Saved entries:
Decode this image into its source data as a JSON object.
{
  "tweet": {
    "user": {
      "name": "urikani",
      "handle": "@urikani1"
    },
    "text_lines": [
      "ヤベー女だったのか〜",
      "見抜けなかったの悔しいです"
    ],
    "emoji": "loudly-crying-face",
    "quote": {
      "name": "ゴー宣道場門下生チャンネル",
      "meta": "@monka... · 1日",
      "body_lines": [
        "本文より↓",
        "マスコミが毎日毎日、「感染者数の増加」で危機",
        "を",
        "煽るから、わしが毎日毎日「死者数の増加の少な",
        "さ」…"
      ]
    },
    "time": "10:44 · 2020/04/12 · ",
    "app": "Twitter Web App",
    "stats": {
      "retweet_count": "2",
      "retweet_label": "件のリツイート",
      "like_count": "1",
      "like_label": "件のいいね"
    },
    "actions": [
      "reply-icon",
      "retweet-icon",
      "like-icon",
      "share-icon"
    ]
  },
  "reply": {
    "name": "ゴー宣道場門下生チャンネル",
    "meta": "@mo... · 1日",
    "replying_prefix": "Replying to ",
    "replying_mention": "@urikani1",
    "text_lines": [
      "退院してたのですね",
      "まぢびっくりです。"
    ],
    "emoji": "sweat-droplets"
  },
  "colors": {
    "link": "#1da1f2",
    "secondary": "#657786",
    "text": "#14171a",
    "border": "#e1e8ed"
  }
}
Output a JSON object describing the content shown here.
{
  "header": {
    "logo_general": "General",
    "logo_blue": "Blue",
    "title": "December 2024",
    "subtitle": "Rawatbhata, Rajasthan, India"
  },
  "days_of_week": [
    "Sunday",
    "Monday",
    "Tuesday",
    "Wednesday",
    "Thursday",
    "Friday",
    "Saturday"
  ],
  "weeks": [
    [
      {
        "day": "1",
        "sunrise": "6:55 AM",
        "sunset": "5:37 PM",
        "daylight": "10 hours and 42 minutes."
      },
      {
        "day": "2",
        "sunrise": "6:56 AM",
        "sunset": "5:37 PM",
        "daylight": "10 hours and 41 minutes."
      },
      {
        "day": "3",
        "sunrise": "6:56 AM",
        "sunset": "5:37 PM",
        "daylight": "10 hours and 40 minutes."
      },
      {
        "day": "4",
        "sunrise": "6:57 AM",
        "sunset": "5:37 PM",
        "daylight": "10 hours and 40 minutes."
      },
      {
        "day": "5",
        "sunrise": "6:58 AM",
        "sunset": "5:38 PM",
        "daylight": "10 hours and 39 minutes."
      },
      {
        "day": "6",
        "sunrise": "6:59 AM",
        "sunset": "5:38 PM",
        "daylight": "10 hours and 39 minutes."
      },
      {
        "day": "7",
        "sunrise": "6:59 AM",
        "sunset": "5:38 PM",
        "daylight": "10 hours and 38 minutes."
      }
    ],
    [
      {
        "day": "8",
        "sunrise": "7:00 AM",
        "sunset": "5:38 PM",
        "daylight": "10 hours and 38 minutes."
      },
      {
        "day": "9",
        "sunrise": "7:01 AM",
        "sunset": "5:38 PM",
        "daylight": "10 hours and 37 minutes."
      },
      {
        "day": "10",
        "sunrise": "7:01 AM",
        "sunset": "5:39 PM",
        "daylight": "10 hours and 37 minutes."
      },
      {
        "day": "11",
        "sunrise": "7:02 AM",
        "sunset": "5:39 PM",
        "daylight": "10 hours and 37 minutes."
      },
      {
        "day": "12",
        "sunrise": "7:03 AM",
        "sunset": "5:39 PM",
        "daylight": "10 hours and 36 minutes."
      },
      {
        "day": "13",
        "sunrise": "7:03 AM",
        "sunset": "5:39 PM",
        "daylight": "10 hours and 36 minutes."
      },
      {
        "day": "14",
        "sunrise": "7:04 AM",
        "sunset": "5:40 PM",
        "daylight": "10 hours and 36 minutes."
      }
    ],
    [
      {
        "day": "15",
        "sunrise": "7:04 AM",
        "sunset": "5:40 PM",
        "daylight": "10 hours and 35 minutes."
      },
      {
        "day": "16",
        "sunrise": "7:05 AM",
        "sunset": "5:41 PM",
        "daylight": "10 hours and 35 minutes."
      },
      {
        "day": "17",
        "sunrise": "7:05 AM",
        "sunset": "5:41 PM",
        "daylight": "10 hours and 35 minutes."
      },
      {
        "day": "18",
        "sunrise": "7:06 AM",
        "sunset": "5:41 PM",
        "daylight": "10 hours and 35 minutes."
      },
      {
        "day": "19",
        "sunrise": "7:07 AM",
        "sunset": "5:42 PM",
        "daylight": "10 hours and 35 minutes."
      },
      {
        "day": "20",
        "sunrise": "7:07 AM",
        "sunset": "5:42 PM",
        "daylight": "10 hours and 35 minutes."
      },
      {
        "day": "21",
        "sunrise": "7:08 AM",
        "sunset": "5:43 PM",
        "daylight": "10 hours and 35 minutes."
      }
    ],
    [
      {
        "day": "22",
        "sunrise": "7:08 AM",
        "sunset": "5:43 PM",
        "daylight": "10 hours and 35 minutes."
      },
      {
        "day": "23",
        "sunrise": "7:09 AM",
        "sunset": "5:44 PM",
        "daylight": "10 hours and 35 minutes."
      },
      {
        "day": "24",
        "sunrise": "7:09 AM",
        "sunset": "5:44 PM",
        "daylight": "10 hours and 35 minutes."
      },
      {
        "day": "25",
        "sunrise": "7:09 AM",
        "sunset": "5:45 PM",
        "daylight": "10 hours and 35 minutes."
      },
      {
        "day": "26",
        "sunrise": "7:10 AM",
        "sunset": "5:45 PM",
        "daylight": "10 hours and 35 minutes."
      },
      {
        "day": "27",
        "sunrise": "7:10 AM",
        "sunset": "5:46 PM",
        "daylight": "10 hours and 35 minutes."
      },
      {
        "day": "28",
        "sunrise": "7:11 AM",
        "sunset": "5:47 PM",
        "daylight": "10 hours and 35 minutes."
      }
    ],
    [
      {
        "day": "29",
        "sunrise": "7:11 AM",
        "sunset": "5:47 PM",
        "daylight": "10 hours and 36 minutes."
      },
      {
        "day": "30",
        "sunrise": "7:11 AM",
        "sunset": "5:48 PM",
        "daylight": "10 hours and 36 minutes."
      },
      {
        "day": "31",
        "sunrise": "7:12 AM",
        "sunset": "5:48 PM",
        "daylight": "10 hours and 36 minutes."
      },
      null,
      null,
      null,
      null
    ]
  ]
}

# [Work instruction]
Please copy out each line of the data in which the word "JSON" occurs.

# [Task result]
Decode this image into its source data as a JSON object.
Output a JSON object describing the content shown here.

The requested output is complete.